Viral infections trigger a lot of inflammation, which causes upregulation of costimulatory molecules so an immune response can take place
Tumours do not cause very much inflammation, especially early on so they are more likely to be missed by the immune system
What are the requirements for activation of an adaptive anti-cancer immune response?
Local inflammation in the tumour
Expression and recognition of tumour antigens
Which MHC class presents endogenous peptides?
MHC Class I
Give two examples of opportunistic malignancies.
EBV positive lymphoma (post-transplant immunosuppression)
HHV8 positive Kaposi sarcoma (occurs in HIV)
Give a few examples of viral infections that can cause cancer inimmunocompetent individuals.
HTLV1 associated leukaemia/lymphoma
HepB virus- and HepC virus-associated hepatocellular carcinoma
HPV positive genital tumours
Which oncoproteins of HPV are responsible for the induction andmaintenance of cervical cancer?
What proteins do the vaccines for HPV use?
Structural proteins are used to generate virus particles
Give an example of an HPV vaccine.
What are the two different times at which vaccines can be given?
Preventative vaccination (before the disease)
Therapeutic vaccination (try to control the disease once it has occurred)
Give examples of tumour-associated antigens.
Cancer-testis antigens – silent in normal adult tissues except male germ cells
MAGE – melanoma-associated antigens – identified in melanoma, also expressed in other tumours
PSA, PSMA, PAP,
When is p53 considered a tumour-associated antigen and when isit considered a tumour specific antigen?
Tumour-associated antigen – when it is over-expressed
Tumour specific antigen – when it becomes mutated
Describe the problem with tolerance in cancer immunotherapy.
T cells that react strongly with self are deleted (central tolerance) so most people have tolerance against tumour-associated antigens
What are the two major obstacles for the targeting of tumour-associated antigens in immunotherapy of cancer?
Autoimmune responses against normal tissues
What are three possible approaches to tumour immunotherapy?
Cancer vaccination – immunisation to stimulate natural anti-cancer responses
Genetic modification of T cells to express a receptor capable of recognising the tumour – these are then inserted back into the patient so that the T cells can kill the tumour cells
Blockade of molecules that inhibit T cell responses
Antibody based therapy
- bispecific antibodies

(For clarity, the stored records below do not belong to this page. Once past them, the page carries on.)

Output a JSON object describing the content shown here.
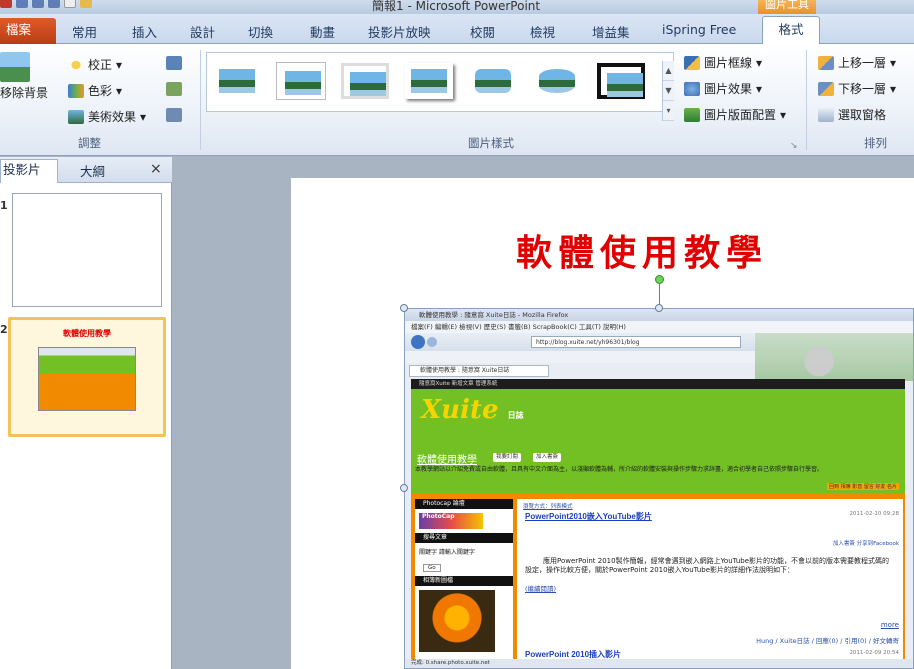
{
  "window": {
    "title": "簡報1 - Microsoft PowerPoint",
    "context_tab_group": "圖片工具"
  },
  "tabs": [
    {
      "label": "檔案"
    },
    {
      "label": "常用"
    },
    {
      "label": "插入"
    },
    {
      "label": "設計"
    },
    {
      "label": "切換"
    },
    {
      "label": "動畫"
    },
    {
      "label": "投影片放映"
    },
    {
      "label": "校閱"
    },
    {
      "label": "檢視"
    },
    {
      "label": "增益集"
    },
    {
      "label": "iSpring Free"
    },
    {
      "label": "格式"
    }
  ],
  "ribbon": {
    "adjust": {
      "remove_bg": "移除背景",
      "corrections": "校正",
      "color": "色彩",
      "artistic": "美術效果",
      "group_label": "調整"
    },
    "styles": {
      "border": "圖片框線",
      "effects": "圖片效果",
      "layout": "圖片版面配置",
      "group_label": "圖片樣式"
    },
    "arrange": {
      "bring_forward": "上移一層",
      "send_backward": "下移一層",
      "selection_pane": "選取窗格",
      "group_label": "排列"
    }
  },
  "slides_pane": {
    "tab_slides": "投影片",
    "tab_outline": "大綱",
    "close": "×",
    "slide1_num": "1",
    "slide2_num": "2",
    "slide2_thumb_title": "軟體使用教學"
  },
  "slide": {
    "title": "軟體使用教學"
  },
  "embedded_browser": {
    "window_title": "軟體使用教學 : 隨意窩 Xuite日誌 - Mozilla Firefox",
    "menu": "檔案(F)  編輯(E)  檢視(V)  歷史(S)  書籤(B)  ScrapBook(C)  工具(T)  說明(H)",
    "url": "http://blog.xuite.net/yh96301/blog",
    "tab": "軟體使用教學 : 隨意窩 Xuite日誌",
    "xuite_bar": "隨意窩Xuite  新增文章  管理系統",
    "logo": "Xuite",
    "logo_sub": "日誌",
    "blog_title": "軟體使用教學",
    "btn_subscribe": "我要訂閱",
    "btn_bookmark": "加入書簽",
    "description": "本教學網站以介紹免費或自由軟體，且具有中文介面為主，以淺顯軟體為輔，所介紹的軟體安裝與操作步驟力求詳盡，適合初學者自己依照步驟自行學習。",
    "nav_links": "回到  相簿  影音  留言  好友  名片",
    "side_photocap": "Photocap 論壇",
    "side_search": "搜尋文章",
    "side_search_hint": "關鍵字  請輸入關鍵字",
    "side_go": "Go",
    "side_photos": "相簿新圖檔",
    "crumb": "瀏覽方式：列表模式",
    "post_title": "PowerPoint2010嵌入YouTube影片",
    "post_date": "2011-02-10 09:28",
    "post_share": "加入書簽  分享到Facebook",
    "post_text": "應用PowerPoint 2010製作簡報，經常會遇到嵌入網路上YouTube影片的功能，不會以前的版本需要教程式碼的設定，操作比較方便，關於PowerPoint 2010嵌入YouTube影片的詳細作法說明如下：",
    "post_link": "(繼續閱讀)",
    "post_more": "more",
    "post_meta": "Hung / Xuite日誌 / 回應(0) / 引用(0) / 好文轉寄",
    "post2_title": "PowerPoint 2010插入影片",
    "post2_date": "2011-02-09 20:54",
    "status": "完成: 0.share.photo.xuite.net"
  }
}
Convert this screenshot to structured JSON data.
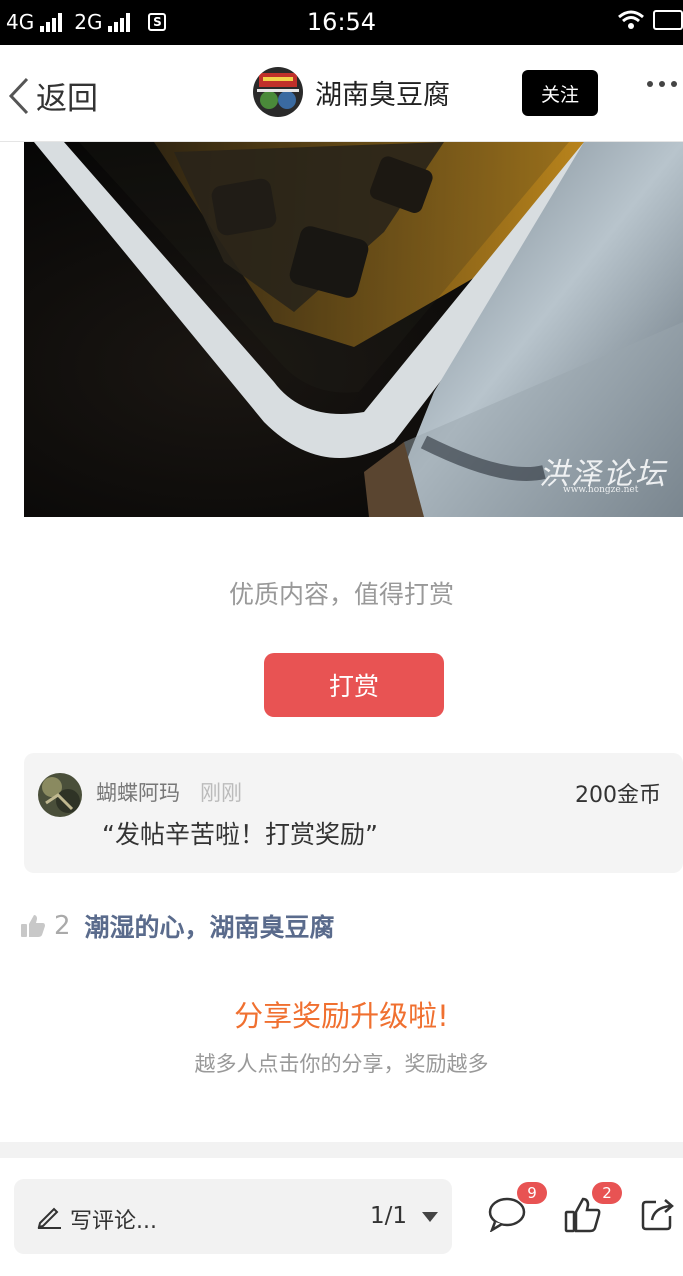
{
  "status_bar": {
    "network_1": "4G",
    "network_2": "2G",
    "sim_icon_letter": "S",
    "time": "16:54"
  },
  "nav": {
    "back_label": "返回",
    "title": "湖南臭豆腐",
    "follow_label": "关注"
  },
  "photo": {
    "watermark_main": "洪泽论坛",
    "watermark_url": "www.hongze.net"
  },
  "reward": {
    "prompt": "优质内容，值得打赏",
    "button_label": "打赏"
  },
  "reward_record": {
    "user_name": "蝴蝶阿玛",
    "time": "刚刚",
    "amount": "200金币",
    "message": "“发帖辛苦啦！打赏奖励”"
  },
  "likes": {
    "count": "2",
    "users": "潮湿的心，湖南臭豆腐"
  },
  "share": {
    "title": "分享奖励升级啦!",
    "subtitle": "越多人点击你的分享，奖励越多"
  },
  "bottom_bar": {
    "comment_placeholder": "写评论...",
    "page_indicator": "1/1",
    "comment_count": "9",
    "like_count": "2"
  },
  "colors": {
    "accent_red": "#e85353",
    "share_orange": "#f07030",
    "liker_blue": "#5a6b8c"
  }
}
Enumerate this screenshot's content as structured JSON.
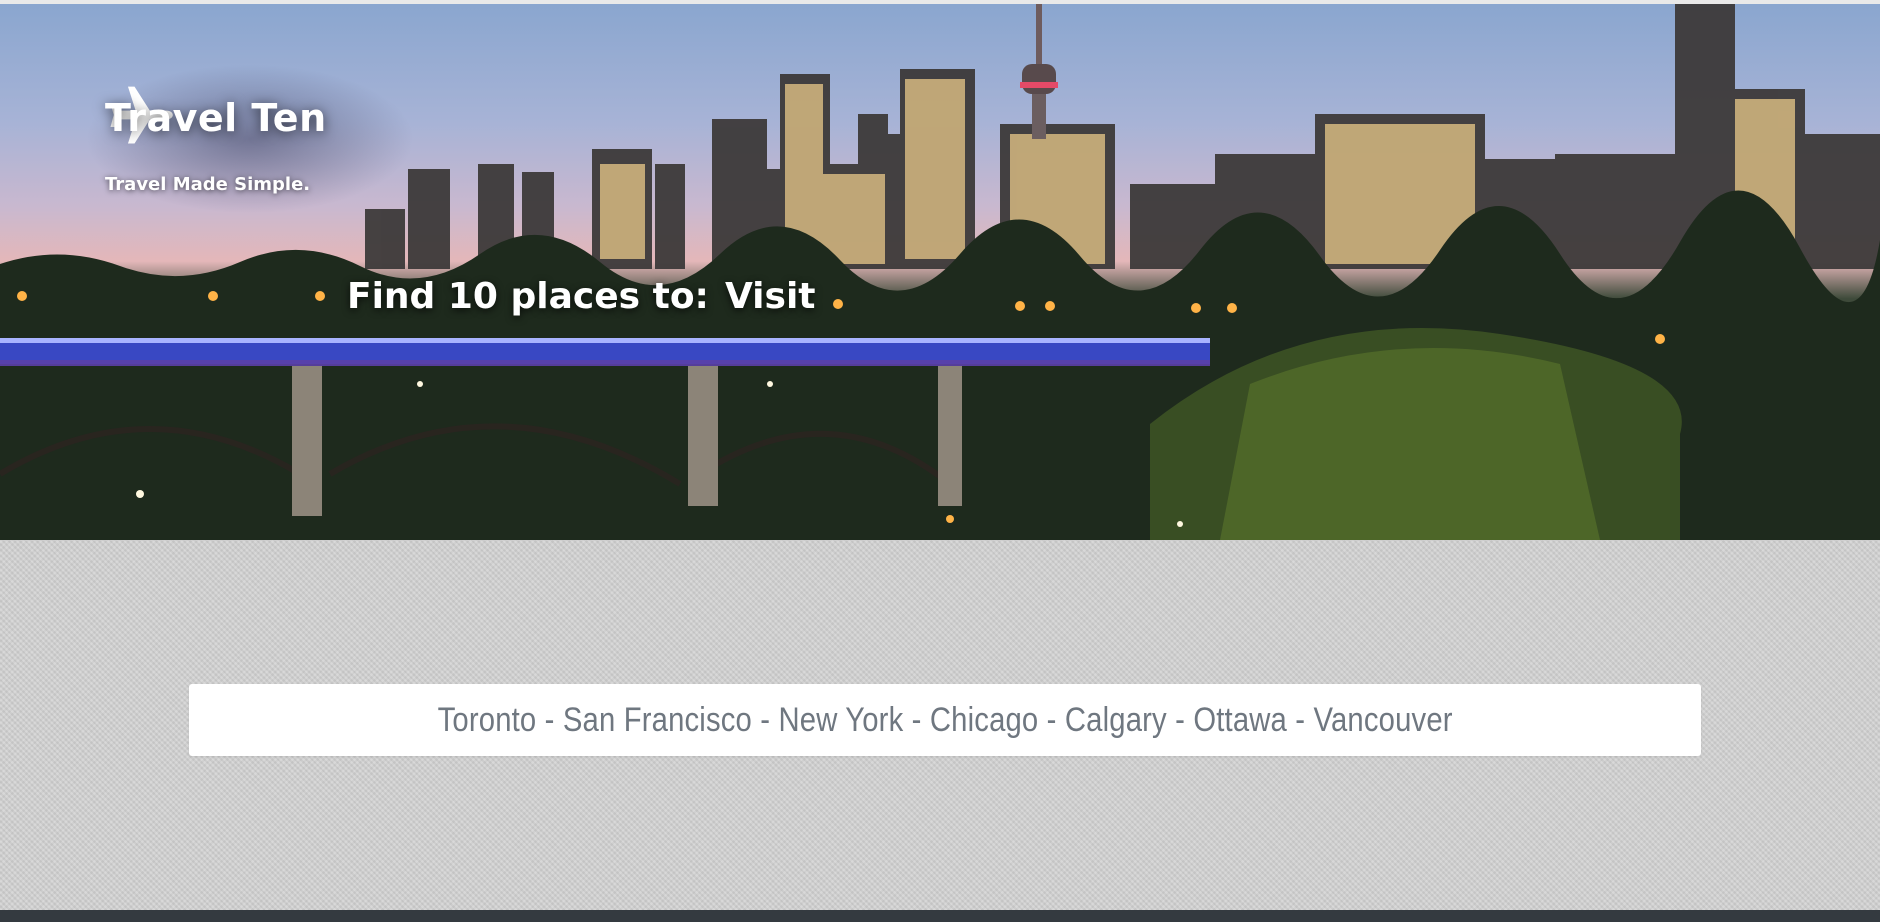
{
  "brand": {
    "title": "Travel Ten",
    "tagline": "Travel Made Simple.",
    "icon": "airplane-icon"
  },
  "hero": {
    "find_prefix": "Find 10 places to:",
    "find_action": "Visit"
  },
  "cities": {
    "text": "Toronto - San Francisco - New York - Chicago - Calgary - Ottawa - Vancouver"
  },
  "colors": {
    "footer": "#343a40",
    "content_bg": "#d2d2d2",
    "cities_text": "#6f7780"
  }
}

examples of tumour specific antigens
- epstein barr virus
- human papilloma virus
mutated cellular protein
- TGFbeta receptor 2
- Bcr - Abl mutation --> generates new proteins only found in cancer cells